Records supplied:
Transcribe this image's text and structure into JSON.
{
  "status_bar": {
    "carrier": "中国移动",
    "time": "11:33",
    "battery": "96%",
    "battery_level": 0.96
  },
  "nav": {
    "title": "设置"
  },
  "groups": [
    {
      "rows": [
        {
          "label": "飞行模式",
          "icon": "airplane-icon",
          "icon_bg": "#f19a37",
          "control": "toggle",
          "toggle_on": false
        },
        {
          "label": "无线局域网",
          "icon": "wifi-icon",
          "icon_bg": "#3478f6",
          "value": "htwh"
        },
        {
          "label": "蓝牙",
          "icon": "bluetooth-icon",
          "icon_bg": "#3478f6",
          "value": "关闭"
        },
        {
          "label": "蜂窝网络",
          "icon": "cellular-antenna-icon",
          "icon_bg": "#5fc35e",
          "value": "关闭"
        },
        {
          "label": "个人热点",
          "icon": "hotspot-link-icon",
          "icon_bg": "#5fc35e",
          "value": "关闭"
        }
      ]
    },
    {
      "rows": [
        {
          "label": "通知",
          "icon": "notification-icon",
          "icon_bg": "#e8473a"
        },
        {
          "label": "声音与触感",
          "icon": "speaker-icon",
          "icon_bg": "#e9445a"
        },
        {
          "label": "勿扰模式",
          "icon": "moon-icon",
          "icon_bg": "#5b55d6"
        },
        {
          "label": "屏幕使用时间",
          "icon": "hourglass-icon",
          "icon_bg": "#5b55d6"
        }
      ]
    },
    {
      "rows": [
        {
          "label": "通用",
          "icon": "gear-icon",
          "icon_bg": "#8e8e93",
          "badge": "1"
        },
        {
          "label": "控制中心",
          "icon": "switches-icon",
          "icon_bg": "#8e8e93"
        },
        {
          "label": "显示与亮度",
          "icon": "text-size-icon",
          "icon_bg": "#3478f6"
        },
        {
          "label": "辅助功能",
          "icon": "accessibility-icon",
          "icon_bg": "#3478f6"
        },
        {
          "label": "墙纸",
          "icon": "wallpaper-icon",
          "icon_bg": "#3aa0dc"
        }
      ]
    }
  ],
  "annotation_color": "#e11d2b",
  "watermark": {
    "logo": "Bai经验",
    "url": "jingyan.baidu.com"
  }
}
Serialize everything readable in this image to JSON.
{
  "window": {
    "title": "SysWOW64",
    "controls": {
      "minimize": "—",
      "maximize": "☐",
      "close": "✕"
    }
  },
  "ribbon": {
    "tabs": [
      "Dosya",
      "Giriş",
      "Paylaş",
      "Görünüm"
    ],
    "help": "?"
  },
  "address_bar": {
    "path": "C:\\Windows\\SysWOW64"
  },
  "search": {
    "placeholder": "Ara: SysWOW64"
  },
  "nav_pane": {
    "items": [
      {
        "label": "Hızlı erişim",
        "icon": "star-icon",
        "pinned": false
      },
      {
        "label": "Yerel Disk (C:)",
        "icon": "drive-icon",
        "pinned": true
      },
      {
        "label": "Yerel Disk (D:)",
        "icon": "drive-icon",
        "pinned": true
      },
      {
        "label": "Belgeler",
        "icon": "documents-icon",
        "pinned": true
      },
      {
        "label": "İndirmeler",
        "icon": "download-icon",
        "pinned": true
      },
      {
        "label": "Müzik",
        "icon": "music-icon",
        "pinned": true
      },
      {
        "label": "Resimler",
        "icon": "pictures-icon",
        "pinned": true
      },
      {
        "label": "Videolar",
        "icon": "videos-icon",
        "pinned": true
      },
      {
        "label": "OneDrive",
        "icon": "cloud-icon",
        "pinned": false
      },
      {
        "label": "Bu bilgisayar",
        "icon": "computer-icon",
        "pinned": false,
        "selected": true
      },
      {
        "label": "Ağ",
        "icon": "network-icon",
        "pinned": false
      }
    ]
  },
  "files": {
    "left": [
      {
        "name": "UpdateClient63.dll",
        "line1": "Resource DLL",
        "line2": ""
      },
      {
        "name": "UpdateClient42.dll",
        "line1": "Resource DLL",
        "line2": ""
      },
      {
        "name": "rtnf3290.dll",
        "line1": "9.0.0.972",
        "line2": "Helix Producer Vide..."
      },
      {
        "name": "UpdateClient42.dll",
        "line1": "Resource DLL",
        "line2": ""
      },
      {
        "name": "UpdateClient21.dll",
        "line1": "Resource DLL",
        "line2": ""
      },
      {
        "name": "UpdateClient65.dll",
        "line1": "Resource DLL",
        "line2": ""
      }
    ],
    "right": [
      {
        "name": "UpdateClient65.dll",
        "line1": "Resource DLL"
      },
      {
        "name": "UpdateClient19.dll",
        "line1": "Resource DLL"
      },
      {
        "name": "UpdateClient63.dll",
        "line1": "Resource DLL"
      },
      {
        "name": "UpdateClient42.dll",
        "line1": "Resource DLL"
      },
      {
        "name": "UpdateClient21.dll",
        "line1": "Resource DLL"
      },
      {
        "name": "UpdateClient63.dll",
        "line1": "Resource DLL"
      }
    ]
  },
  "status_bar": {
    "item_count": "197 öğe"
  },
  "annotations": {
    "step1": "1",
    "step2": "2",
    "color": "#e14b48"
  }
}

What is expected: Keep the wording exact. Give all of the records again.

Problem solution:
Transcribe this image's text and structure into JSON.
{
  "status_bar": {
    "carrier": "中国移动",
    "time": "11:33",
    "battery": "96%",
    "battery_level": 0.96
  },
  "nav": {
    "title": "设置"
  },
  "groups": [
    {
      "rows": [
        {
          "label": "飞行模式",
          "icon": "airplane-icon",
          "icon_bg": "#f19a37",
          "control": "toggle",
          "toggle_on": false
        },
        {
          "label": "无线局域网",
          "icon": "wifi-icon",
          "icon_bg": "#3478f6",
          "value": "htwh"
        },
        {
          "label": "蓝牙",
          "icon": "bluetooth-icon",
          "icon_bg": "#3478f6",
          "value": "关闭"
        },
        {
          "label": "蜂窝网络",
          "icon": "cellular-antenna-icon",
          "icon_bg": "#5fc35e",
          "value": "关闭"
        },
        {
          "label": "个人热点",
          "icon": "hotspot-link-icon",
          "icon_bg": "#5fc35e",
          "value": "关闭"
        }
      ]
    },
    {
      "rows": [
        {
          "label": "通知",
          "icon": "notification-icon",
          "icon_bg": "#e8473a"
        },
        {
          "label": "声音与触感",
          "icon": "speaker-icon",
          "icon_bg": "#e9445a"
        },
        {
          "label": "勿扰模式",
          "icon": "moon-icon",
          "icon_bg": "#5b55d6"
        },
        {
          "label": "屏幕使用时间",
          "icon": "hourglass-icon",
          "icon_bg": "#5b55d6"
        }
      ]
    },
    {
      "rows": [
        {
          "label": "通用",
          "icon": "gear-icon",
          "icon_bg": "#8e8e93",
          "badge": "1"
        },
        {
          "label": "控制中心",
          "icon": "switches-icon",
          "icon_bg": "#8e8e93"
        },
        {
          "label": "显示与亮度",
          "icon": "text-size-icon",
          "icon_bg": "#3478f6"
        },
        {
          "label": "辅助功能",
          "icon": "accessibility-icon",
          "icon_bg": "#3478f6"
        },
        {
          "label": "墙纸",
          "icon": "wallpaper-icon",
          "icon_bg": "#3aa0dc"
        }
      ]
    }
  ],
  "annotation_color": "#e11d2b",
  "watermark": {
    "logo": "Bai经验",
    "url": "jingyan.baidu.com"
  }
}
Serialize everything readable in this image to JSON.
{
  "window": {
    "title": "SysWOW64",
    "controls": {
      "minimize": "—",
      "maximize": "☐",
      "close": "✕"
    }
  },
  "ribbon": {
    "tabs": [
      "Dosya",
      "Giriş",
      "Paylaş",
      "Görünüm"
    ],
    "help": "?"
  },
  "address_bar": {
    "path": "C:\\Windows\\SysWOW64"
  },
  "search": {
    "placeholder": "Ara: SysWOW64"
  },
  "nav_pane": {
    "items": [
      {
        "label": "Hızlı erişim",
        "icon": "star-icon",
        "pinned": false
      },
      {
        "label": "Yerel Disk (C:)",
        "icon": "drive-icon",
        "pinned": true
      },
      {
        "label": "Yerel Disk (D:)",
        "icon": "drive-icon",
        "pinned": true
      },
      {
        "label": "Belgeler",
        "icon": "documents-icon",
        "pinned": true
      },
      {
        "label": "İndirmeler",
        "icon": "download-icon",
        "pinned": true
      },
      {
        "label": "Müzik",
        "icon": "music-icon",
        "pinned": true
      },
      {
        "label": "Resimler",
        "icon": "pictures-icon",
        "pinned": true
      },
      {
        "label": "Videolar",
        "icon": "videos-icon",
        "pinned": true
      },
      {
        "label": "OneDrive",
        "icon": "cloud-icon",
        "pinned": false
      },
      {
        "label": "Bu bilgisayar",
        "icon": "computer-icon",
        "pinned": false,
        "selected": true
      },
      {
        "label": "Ağ",
        "icon": "network-icon",
        "pinned": false
      }
    ]
  },
  "files": {
    "left": [
      {
        "name": "UpdateClient63.dll",
        "line1": "Resource DLL",
        "line2": ""
      },
      {
        "name": "UpdateClient42.dll",
        "line1": "Resource DLL",
        "line2": ""
      },
      {
        "name": "rtnf3290.dll",
        "line1": "9.0.0.972",
        "line2": "Helix Producer Vide..."
      },
      {
        "name": "UpdateClient42.dll",
        "line1": "Resource DLL",
        "line2": ""
      },
      {
        "name": "UpdateClient21.dll",
        "line1": "Resource DLL",
        "line2": ""
      },
      {
        "name": "UpdateClient65.dll",
        "line1": "Resource DLL",
        "line2": ""
      }
    ],
    "right": [
      {
        "name": "UpdateClient65.dll",
        "line1": "Resource DLL"
      },
      {
        "name": "UpdateClient19.dll",
        "line1": "Resource DLL"
      },
      {
        "name": "UpdateClient63.dll",
        "line1": "Resource DLL"
      },
      {
        "name": "UpdateClient42.dll",
        "line1": "Resource DLL"
      },
      {
        "name": "UpdateClient21.dll",
        "line1": "Resource DLL"
      },
      {
        "name": "UpdateClient63.dll",
        "line1": "Resource DLL"
      }
    ]
  },
  "status_bar": {
    "item_count": "197 öğe"
  },
  "annotations": {
    "step1": "1",
    "step2": "2",
    "color": "#e14b48"
  }
}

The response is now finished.